In many urban areas of India, families live in old, one-room houses. The houses do not have toilets, so everyone is forced to rely on public toilets that are shared by several families. The lack of dignity makes using these facilities a harrowing experience for young women.
Kaye has a smile that puts you at ease right away. The 14-year-old student made friends easily when she transferred to a new school several years ago. Smart, driven, and kind, she was an instant favourite with teachers and her peers.
I remember missing a few days of school over the course of my education. Seeing me doubled over with cramps, my mom would take pity on me and sign me out of class.
World Vision answers your frequently asked questions about Child Friendly Spaces.
Mãe, Mère, Maji, Induk, Mama, Ammee, Mom; the word ‘mother’ in any language represents strength, love and security. And these moms are no exception!
World Water Day is about more than clean water. It's also about sanitation and hygiene, since proper sanitation and hygiene (in conjunction with clean water, of course) can help reduce the risk of deadly diseases. That is why toilets, or latrines as they are called in some countries, are so important.
Justine, 31, is a wife, mother and rape survivor from the Eastern DRC who found purpose after joining a savings group, supported by generous donors like you. This is her testimony.
September marks the return to school for millions of children around the world. For some kids, the transition back into the classroom is easier because they have the supplies (things like books, notebooks, pencils, and backpacks) they need to enter the school year with confidence.
For these five children, getting to school is no simple matter. But mountain ranges and rivers won’t stop them from getting an education. And, like their commitment to learning, our admiration for them knows no bounds.
As Father's Day approaches, I wanted to learn how dads around the world encourage, mentor and care for their children. Looking through the World Vision photo database, I found dozens of men who go to immense lengths for their little ones.
Young Sonia works long hours every day, hoping to make enough money for a few vegetables. She’s homeless and sleeps wherever she can, covered only in a thin sheet. Recently, she’s been unable to see at night – a symptom of malnutrition – and fears going blind altogether. Not to mention all the other reasons a girl on her own has to be afraid of.
Srey Neang packs 4000 heavy bricks onto a truck every single day. It’s backbreaking labour, work not meant for a 13-year-old girl. In fact, she spends more time working than she does in school, making her dream of becoming a teacher seem like an unlikely reality.
In 2013, the Rana Plaza garment factory collapsed in Bangladesh, killing more than 1,100 people. Many workers had received an ultimatum that day after complaining about dangerous cracks in the structure: go to work now or lose your pay. In the days that followed, Canadians watched in horror as information was released linking some of their favourite clothing brands with garments being sewn in that very building.
Despite its delicious taste, chocolate does more harm than good when it’s sourced unethically. But ethical chocolate can transform impoverished cocoa-producing communities into thriving ones... just ask Mayra!
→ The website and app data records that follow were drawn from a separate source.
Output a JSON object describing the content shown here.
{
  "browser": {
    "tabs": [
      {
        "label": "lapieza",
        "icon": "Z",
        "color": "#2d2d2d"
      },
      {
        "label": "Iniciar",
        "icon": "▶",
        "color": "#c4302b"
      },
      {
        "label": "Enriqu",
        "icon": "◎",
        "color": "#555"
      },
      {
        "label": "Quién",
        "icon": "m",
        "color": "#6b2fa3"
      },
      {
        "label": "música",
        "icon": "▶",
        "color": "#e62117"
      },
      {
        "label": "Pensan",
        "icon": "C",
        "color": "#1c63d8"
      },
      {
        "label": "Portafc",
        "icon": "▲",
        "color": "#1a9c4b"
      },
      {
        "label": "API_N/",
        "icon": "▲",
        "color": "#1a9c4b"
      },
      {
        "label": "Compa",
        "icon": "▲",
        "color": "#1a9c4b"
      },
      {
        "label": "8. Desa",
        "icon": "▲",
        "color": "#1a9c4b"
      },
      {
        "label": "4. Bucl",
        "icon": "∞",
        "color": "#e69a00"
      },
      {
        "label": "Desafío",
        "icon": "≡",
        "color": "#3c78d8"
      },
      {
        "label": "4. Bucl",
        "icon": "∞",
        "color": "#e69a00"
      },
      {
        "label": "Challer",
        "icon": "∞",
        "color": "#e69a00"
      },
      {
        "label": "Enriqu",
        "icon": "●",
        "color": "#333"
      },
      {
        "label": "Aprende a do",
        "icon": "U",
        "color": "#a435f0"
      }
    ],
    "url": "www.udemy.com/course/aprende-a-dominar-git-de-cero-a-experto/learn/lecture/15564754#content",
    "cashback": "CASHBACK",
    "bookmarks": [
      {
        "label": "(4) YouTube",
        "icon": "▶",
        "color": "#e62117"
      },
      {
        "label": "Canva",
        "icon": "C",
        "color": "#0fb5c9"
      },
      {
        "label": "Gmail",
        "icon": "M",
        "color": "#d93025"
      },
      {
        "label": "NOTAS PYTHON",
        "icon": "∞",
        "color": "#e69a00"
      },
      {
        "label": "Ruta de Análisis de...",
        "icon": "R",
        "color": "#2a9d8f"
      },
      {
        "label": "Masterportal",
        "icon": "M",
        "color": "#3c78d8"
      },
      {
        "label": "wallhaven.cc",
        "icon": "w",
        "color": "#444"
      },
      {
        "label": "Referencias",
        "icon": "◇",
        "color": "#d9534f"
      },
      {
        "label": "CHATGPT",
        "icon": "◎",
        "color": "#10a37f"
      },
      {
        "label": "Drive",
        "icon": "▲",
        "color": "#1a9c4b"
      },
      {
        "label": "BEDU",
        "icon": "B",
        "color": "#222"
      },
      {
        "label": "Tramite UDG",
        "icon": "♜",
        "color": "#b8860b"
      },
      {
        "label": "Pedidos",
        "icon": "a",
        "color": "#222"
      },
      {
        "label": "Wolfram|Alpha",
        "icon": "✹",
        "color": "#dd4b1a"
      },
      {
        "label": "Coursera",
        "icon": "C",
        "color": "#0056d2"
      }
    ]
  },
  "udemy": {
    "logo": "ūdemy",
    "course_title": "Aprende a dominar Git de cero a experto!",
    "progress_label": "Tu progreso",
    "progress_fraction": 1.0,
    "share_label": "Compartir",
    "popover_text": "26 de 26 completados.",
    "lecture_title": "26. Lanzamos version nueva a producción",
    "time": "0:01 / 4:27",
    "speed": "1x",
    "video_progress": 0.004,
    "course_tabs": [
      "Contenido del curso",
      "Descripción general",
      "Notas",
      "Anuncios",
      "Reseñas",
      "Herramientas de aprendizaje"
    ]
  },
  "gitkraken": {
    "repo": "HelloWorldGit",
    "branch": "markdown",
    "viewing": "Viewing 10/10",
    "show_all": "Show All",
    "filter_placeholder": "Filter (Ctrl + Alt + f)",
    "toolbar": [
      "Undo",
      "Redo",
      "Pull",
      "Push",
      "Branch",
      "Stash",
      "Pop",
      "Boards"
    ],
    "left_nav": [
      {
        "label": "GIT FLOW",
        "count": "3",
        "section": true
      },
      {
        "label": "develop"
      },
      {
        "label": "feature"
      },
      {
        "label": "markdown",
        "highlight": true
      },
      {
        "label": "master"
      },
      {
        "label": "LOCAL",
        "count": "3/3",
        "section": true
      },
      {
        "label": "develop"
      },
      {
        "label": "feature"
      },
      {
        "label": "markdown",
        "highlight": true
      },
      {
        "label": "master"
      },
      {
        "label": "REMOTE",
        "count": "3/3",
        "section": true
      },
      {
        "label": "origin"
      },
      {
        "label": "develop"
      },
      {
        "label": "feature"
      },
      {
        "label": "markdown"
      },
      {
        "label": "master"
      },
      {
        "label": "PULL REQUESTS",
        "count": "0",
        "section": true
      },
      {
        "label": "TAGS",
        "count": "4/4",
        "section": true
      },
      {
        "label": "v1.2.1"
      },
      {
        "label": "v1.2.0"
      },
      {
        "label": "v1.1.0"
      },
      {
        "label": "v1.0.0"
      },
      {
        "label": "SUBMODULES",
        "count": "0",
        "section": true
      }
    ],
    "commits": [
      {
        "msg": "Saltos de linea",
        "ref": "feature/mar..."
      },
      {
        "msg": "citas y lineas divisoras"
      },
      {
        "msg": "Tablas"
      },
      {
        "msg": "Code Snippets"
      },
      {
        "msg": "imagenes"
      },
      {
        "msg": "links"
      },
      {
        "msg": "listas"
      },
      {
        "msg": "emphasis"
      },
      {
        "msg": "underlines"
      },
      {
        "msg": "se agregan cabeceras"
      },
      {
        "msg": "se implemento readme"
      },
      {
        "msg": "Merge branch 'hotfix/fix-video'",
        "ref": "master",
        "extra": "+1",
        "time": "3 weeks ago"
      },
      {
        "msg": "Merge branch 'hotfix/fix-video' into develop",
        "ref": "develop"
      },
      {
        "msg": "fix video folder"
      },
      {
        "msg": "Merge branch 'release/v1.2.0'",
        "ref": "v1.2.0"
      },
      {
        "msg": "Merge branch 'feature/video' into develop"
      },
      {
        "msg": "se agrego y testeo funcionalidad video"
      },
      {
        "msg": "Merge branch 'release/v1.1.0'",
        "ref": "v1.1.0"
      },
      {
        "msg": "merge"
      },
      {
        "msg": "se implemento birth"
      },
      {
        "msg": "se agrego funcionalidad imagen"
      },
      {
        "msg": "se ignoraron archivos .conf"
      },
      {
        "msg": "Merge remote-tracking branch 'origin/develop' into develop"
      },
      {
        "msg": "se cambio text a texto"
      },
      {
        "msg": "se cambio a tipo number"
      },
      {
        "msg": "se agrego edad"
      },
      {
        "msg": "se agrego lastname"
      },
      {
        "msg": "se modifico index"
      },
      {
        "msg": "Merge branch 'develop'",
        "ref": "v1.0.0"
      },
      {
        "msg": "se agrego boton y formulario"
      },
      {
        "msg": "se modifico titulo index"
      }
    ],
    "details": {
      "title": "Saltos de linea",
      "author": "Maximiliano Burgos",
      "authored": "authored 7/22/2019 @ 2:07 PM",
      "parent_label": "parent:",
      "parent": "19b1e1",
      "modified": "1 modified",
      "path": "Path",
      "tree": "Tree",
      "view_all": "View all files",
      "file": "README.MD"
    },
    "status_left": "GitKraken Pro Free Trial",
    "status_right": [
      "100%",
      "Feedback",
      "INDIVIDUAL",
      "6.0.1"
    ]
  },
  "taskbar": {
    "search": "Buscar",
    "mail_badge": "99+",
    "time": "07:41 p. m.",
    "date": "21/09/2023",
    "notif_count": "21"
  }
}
What started in 1985 as a way to shake the cobwebs off after New Year’s Eve has now grown into a family affair for the Courage clan. Gaye Courage, the “Queen Polar Bear” and mother to Co-Founders Todd and Trent, was the one who instigated the whole thing when she told her boys to “go jump in the lake”. Today, Gaye joins the family on New Year’s Day to take part on the largest charitable polar bear dip in Canada.
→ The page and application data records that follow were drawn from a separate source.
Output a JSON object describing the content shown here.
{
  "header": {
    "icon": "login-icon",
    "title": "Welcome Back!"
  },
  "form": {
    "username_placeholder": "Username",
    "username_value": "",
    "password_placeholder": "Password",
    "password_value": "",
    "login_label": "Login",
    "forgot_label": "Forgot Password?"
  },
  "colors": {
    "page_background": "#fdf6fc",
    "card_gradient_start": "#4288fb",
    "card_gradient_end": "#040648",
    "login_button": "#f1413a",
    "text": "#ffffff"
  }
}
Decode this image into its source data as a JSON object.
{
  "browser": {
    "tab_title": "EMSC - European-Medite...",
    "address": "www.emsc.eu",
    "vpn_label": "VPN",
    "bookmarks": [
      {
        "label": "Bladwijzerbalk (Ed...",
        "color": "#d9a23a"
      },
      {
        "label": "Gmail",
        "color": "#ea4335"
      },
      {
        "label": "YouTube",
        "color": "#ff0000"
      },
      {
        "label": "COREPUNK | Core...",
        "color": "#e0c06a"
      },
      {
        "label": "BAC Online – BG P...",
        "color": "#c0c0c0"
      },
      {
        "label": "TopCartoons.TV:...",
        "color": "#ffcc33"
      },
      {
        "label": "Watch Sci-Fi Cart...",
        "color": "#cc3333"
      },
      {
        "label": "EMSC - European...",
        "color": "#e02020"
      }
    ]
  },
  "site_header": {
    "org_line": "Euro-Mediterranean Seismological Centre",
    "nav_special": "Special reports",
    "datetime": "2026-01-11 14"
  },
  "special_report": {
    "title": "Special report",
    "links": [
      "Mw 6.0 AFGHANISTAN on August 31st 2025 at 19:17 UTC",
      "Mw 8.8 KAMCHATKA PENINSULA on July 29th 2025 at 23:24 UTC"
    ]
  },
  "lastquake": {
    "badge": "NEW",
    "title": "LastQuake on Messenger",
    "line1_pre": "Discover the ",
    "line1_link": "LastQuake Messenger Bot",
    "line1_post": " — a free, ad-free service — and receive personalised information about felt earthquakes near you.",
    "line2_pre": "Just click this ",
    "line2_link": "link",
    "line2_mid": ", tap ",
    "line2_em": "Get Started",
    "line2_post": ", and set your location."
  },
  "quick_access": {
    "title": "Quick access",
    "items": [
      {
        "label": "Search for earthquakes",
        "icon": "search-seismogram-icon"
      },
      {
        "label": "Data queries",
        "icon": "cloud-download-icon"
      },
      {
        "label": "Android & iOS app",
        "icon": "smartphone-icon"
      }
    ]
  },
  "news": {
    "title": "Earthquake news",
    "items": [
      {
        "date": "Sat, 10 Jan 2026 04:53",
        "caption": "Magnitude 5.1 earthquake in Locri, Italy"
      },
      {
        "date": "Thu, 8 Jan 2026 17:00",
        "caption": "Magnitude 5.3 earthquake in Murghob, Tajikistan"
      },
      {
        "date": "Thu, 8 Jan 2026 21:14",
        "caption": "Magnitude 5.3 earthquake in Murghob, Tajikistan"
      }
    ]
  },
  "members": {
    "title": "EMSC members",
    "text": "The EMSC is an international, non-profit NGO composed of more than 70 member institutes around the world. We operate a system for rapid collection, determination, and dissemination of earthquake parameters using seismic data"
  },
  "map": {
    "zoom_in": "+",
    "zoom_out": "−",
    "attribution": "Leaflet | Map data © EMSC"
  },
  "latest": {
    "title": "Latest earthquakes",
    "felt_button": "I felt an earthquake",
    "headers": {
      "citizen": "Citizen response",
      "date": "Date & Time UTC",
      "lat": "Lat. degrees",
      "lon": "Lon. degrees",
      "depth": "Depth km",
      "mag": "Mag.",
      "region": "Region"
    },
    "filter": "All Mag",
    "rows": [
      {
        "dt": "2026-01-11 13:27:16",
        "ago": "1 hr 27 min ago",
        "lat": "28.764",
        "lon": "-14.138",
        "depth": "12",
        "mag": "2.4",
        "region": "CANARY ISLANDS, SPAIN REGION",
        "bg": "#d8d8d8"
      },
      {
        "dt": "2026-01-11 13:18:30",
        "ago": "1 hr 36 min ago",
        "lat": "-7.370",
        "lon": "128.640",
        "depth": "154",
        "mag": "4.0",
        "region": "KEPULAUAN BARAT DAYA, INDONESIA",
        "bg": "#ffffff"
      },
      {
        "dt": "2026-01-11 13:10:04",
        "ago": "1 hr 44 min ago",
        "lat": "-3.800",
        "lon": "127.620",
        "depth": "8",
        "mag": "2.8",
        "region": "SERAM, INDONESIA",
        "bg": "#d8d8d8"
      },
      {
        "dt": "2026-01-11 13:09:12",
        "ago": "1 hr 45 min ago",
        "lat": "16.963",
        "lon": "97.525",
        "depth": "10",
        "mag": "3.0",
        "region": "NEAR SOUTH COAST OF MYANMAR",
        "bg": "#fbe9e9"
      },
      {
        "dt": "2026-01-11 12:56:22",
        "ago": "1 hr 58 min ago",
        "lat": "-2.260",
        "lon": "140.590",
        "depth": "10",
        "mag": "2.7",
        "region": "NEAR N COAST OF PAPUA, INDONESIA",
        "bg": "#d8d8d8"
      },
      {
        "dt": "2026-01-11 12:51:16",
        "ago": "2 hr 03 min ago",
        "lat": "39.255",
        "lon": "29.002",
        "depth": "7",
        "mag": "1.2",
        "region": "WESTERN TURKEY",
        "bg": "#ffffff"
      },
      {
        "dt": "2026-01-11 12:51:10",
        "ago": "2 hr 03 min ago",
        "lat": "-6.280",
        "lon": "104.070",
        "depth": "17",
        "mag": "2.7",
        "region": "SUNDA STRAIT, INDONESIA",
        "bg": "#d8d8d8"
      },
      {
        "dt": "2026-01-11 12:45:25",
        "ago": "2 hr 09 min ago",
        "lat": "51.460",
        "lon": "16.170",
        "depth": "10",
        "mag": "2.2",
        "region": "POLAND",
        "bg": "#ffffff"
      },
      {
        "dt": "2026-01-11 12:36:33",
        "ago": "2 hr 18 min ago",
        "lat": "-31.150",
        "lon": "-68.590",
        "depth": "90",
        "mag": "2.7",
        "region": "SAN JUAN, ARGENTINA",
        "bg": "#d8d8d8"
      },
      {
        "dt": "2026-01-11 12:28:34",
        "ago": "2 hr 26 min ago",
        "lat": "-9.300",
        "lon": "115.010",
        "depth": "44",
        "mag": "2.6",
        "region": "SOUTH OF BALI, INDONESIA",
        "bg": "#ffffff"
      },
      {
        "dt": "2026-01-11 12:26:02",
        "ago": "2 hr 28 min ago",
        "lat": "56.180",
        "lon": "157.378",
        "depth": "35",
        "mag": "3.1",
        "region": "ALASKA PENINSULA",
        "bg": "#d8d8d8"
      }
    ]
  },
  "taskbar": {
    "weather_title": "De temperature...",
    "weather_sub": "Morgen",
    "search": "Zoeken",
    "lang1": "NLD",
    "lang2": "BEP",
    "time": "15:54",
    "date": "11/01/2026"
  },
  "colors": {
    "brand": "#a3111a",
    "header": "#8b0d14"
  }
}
They’re known on television as the Property Brothers. Good-looking and confident, they stride into millions of Canadian living rooms each week with real estate and design advice. But when World Vision’s brand new ambassadors, Vancouver-born twins Drew and Jonathan Scott, stepped into a one-room hut in Delhi, India, they were clearly treading new ground.
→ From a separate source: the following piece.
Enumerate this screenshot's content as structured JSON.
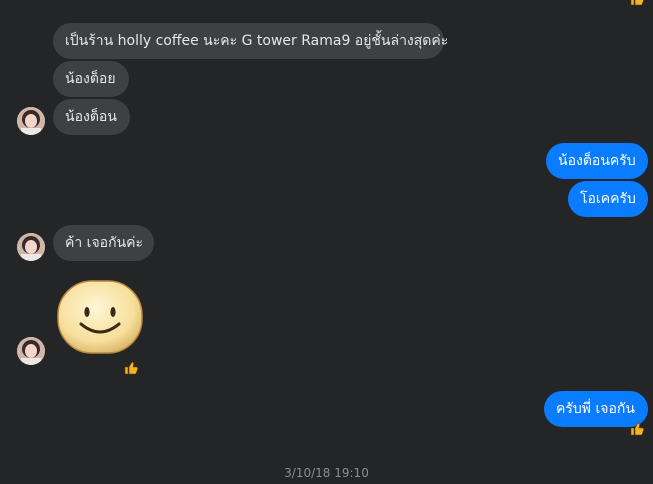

My first public screening of the film Girl Rising was in Seattle. The theatre was sold out. The energy was electric. Despite five years of work on the film and a huge campaign to support it, I wasn’t nervous. I was more curious to see how people would respond to the stories on the screen.
One day, about seven years ago, I was in a mall and came across a World Vision kiosk. Normally I'd just pass it by, but this time something, or should I say someone, jumped out at me. I saw a picture of the cutest little boy that instantly made me stop. Right then and there. I started sponsoring Ruben.